[[ Listed entries open ]]

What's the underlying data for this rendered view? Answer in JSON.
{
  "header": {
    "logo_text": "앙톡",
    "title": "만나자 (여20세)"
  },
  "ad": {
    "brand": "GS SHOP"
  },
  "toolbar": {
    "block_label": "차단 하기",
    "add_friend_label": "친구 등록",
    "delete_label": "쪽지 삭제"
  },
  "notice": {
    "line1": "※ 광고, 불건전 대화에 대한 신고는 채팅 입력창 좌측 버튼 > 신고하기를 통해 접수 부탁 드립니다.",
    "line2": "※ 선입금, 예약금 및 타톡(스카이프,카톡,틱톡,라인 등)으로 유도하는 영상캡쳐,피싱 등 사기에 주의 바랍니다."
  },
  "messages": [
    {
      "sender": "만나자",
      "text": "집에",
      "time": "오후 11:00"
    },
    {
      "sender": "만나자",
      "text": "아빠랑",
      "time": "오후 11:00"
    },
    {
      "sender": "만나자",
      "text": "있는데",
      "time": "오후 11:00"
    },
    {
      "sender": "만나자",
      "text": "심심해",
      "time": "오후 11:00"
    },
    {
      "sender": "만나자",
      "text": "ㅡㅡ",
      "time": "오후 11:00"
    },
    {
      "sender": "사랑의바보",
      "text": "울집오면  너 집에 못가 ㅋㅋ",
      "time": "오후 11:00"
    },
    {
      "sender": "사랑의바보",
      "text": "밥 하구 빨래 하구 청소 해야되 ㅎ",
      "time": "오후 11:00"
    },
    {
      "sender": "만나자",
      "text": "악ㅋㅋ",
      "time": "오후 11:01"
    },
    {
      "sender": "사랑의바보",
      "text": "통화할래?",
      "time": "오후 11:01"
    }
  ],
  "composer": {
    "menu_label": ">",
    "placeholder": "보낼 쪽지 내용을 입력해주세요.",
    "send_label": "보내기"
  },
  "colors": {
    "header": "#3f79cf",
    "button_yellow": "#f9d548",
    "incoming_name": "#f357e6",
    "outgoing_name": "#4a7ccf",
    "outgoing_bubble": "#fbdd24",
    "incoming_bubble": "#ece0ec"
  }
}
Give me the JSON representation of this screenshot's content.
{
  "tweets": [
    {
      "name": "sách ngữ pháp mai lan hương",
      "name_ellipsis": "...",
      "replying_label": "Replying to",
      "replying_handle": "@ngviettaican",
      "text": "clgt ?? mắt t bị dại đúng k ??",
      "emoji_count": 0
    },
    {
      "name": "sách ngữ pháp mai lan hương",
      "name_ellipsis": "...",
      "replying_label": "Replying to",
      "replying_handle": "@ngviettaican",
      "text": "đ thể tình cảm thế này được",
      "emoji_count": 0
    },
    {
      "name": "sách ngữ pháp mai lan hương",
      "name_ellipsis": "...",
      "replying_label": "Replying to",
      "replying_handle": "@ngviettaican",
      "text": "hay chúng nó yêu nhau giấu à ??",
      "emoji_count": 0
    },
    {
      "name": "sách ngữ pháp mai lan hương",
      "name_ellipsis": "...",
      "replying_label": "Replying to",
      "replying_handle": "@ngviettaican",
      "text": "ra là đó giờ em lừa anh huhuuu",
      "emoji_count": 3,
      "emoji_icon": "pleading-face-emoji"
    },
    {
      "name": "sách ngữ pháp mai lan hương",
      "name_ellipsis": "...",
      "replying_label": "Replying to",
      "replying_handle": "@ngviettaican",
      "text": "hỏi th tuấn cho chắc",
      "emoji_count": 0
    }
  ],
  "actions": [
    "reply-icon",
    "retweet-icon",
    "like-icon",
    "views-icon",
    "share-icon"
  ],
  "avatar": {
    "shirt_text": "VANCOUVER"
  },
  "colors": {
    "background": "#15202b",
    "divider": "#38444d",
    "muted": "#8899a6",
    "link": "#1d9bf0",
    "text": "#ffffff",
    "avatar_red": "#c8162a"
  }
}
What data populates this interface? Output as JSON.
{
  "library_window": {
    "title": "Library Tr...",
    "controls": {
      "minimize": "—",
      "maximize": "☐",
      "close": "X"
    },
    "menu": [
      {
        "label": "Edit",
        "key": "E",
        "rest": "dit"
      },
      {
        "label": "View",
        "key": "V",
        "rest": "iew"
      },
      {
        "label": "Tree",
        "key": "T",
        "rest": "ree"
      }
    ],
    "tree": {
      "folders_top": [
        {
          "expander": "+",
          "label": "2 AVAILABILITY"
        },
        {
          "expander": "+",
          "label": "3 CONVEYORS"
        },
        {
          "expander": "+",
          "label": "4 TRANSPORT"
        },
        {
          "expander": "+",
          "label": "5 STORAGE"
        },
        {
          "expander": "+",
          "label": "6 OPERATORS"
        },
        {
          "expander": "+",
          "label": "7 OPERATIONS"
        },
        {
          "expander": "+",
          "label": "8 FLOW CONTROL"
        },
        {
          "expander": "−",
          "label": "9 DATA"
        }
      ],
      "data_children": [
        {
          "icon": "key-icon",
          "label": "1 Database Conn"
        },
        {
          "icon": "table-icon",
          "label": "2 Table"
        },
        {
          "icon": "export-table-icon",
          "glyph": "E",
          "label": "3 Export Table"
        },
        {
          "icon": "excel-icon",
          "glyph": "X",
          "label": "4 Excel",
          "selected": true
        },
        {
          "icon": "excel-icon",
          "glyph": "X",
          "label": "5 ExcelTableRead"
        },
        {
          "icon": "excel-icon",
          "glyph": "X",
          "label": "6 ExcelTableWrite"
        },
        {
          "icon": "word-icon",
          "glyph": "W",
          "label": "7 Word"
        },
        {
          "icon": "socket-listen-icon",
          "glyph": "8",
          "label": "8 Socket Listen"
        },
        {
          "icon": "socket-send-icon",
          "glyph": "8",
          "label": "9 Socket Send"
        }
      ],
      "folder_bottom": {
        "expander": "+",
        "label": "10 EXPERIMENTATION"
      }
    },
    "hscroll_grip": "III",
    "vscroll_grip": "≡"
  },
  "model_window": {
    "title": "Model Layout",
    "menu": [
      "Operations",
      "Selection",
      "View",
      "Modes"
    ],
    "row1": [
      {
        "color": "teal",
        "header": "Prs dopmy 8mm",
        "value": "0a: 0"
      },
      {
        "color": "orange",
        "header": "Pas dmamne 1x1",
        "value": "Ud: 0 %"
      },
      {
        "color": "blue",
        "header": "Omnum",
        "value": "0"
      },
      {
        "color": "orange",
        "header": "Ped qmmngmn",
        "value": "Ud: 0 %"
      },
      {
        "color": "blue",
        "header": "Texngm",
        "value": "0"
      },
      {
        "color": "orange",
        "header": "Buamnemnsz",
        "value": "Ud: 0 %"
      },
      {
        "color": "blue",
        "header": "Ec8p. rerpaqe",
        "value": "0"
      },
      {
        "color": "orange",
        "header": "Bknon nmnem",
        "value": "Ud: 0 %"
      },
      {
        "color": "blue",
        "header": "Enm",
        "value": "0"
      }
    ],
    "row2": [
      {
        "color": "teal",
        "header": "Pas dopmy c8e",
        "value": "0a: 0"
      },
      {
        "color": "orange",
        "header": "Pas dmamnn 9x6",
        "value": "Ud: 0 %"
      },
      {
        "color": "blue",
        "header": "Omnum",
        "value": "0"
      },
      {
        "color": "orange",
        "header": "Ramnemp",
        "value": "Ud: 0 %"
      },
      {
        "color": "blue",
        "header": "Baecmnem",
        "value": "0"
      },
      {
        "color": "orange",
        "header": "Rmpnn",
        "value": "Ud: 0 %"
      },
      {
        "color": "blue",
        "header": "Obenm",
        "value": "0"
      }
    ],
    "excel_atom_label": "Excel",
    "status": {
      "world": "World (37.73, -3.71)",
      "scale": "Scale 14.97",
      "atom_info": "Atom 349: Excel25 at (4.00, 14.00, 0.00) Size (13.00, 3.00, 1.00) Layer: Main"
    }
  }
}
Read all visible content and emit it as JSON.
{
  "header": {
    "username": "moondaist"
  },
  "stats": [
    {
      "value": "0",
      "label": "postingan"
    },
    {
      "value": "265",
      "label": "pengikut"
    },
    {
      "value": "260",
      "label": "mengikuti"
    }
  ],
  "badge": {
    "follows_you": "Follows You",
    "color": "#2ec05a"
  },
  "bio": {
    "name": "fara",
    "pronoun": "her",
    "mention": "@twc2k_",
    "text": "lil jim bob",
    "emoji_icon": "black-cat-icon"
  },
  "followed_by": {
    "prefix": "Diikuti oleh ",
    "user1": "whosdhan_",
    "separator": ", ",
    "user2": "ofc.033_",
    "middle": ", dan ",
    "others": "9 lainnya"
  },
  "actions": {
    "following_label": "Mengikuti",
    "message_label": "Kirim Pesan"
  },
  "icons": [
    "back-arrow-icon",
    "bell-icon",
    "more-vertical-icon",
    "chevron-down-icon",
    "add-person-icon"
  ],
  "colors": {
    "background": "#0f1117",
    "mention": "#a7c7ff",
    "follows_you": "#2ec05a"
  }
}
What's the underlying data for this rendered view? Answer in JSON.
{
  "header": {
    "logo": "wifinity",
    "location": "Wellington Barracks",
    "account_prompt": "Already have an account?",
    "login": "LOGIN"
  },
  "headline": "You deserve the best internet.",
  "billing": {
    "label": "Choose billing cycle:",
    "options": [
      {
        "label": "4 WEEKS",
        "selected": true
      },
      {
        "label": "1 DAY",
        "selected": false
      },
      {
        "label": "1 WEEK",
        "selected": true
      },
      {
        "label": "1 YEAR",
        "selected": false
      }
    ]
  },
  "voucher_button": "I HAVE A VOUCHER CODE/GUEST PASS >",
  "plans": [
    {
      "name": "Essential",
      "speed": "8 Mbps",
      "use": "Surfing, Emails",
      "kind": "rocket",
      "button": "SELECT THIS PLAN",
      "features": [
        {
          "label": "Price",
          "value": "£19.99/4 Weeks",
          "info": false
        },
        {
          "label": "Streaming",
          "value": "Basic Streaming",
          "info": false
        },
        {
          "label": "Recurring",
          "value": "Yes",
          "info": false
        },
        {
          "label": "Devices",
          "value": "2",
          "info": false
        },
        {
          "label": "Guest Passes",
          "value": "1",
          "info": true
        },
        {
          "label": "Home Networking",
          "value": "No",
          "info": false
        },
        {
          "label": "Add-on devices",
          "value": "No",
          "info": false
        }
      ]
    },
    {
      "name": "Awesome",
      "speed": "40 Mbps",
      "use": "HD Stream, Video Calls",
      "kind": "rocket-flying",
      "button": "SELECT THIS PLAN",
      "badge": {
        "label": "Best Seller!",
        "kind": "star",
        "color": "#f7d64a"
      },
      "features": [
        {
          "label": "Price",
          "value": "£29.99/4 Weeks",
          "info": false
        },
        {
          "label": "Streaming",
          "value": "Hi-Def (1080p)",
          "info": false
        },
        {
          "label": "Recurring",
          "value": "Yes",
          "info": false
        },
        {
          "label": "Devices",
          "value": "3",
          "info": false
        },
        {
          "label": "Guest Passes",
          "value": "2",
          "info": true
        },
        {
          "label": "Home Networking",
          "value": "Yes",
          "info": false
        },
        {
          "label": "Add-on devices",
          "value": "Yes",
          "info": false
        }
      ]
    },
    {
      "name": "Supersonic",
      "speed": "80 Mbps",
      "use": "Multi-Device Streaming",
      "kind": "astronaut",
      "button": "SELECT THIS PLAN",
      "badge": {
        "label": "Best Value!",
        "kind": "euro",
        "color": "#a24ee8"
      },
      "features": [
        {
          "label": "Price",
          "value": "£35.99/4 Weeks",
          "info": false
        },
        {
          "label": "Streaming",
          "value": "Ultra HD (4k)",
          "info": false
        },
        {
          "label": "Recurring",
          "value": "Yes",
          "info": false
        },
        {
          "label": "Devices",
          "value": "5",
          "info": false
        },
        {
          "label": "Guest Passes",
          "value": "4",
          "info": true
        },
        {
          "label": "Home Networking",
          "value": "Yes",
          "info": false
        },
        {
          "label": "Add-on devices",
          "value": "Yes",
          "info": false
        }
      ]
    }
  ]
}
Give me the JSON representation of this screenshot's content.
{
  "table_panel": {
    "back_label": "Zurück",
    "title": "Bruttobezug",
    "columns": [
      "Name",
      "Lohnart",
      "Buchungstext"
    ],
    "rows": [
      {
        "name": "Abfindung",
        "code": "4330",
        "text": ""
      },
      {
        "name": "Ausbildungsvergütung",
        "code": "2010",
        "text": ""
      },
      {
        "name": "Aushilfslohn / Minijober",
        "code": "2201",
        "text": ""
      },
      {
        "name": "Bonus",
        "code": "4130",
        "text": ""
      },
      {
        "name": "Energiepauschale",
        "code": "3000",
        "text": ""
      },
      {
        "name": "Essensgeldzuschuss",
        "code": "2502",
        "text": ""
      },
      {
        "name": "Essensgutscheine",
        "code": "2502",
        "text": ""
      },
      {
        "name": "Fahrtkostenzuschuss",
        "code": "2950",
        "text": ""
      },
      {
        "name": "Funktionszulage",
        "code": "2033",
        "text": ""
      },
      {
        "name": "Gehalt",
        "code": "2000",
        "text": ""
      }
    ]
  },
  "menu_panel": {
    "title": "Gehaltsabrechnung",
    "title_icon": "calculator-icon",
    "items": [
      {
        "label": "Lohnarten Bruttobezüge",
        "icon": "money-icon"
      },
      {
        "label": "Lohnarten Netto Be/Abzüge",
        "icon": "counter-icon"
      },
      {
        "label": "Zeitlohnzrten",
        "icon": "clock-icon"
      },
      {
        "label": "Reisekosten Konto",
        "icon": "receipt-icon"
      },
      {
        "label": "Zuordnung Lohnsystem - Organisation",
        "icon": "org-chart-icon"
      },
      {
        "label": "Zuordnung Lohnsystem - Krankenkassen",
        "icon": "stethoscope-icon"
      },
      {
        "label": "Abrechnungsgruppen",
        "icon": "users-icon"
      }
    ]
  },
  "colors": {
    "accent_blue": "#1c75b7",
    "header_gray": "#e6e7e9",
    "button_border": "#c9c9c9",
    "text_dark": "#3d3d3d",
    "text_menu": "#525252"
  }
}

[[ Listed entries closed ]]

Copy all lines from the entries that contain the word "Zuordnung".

        "label": "Zuordnung Lohnsystem - Organisation",
        "label": "Zuordnung Lohnsystem - Krankenkassen",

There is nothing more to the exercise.